We got several substantial servings from just the one batch, and have been enjoying it, unadulterated by chocolate sauce or toppings–all week long, having our summer fun while the warm weather lasts.

Published in: on September 25, 2007 at 8:05 pm  Leave a Comment  

A Massivity of Mint

What, exactly, does one do with a terrifyingly overgrown pot of mint?  This isn’t a lead-in to a clever recipe, I really want to know. 

I have an enormous, overflowing terracotta pot of mint out in the backyard, sending creeping tendrils of ginger-mint and chocolate mint out to colonize the neighboring pots of parsley and chervil, and I can’t think of a blessed thing to do with it before the snow flies. 

Correction: I can think of two unfortunately small things to do with it.  I can make mint (or chocolate-mint) ice cream, but that will take a cup or two of leaves at most, which would be less than 1/16th of my bounty.  I could make mint liqueur (or at least, I could try: all of the recipes seem to include copious amounts of glycerine and other strange additives, which a friend of mine with brewing expertise says are necessary, even though he can’t tell me why).  Why can’t I infuse vodka with mint if I can infuse it with rose geraniums or lemon verbena?  I do not know.  I’ll probably try it even with those warnings ringing in my ears.

But still: that will use up another cup or two of leaves.  What do I do with the rest of it?  One can’t exactly use chocolate mint in a savory application (and I’m none too fond of mint in savory dishes anyway), but the ginger could work in such a capacity; I just don’t have any ideas for it.

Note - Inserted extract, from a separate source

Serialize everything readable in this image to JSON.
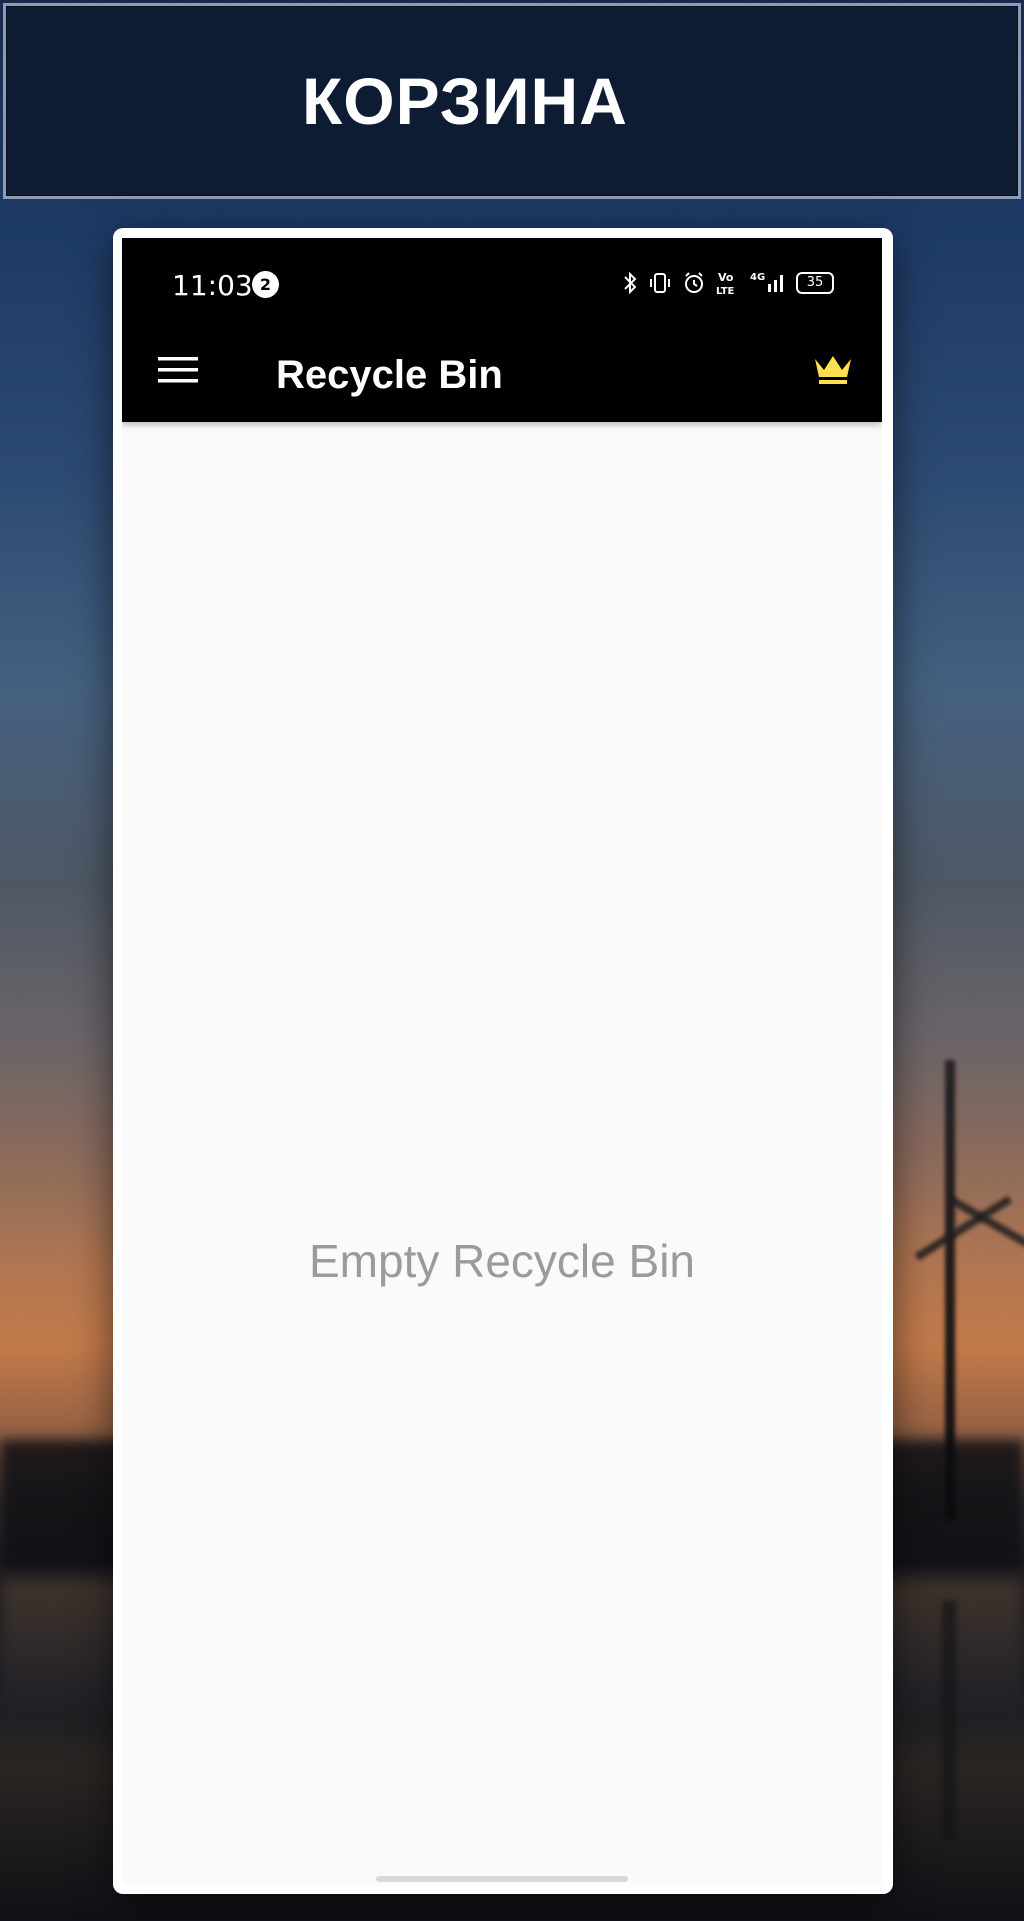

What should I do, make the world’s weirdest mojito?  Just go garnish-crasy?  Suggestions?  Suggestions? 

Published in: on September 18, 2007 at 6:27 pm  Comments (2)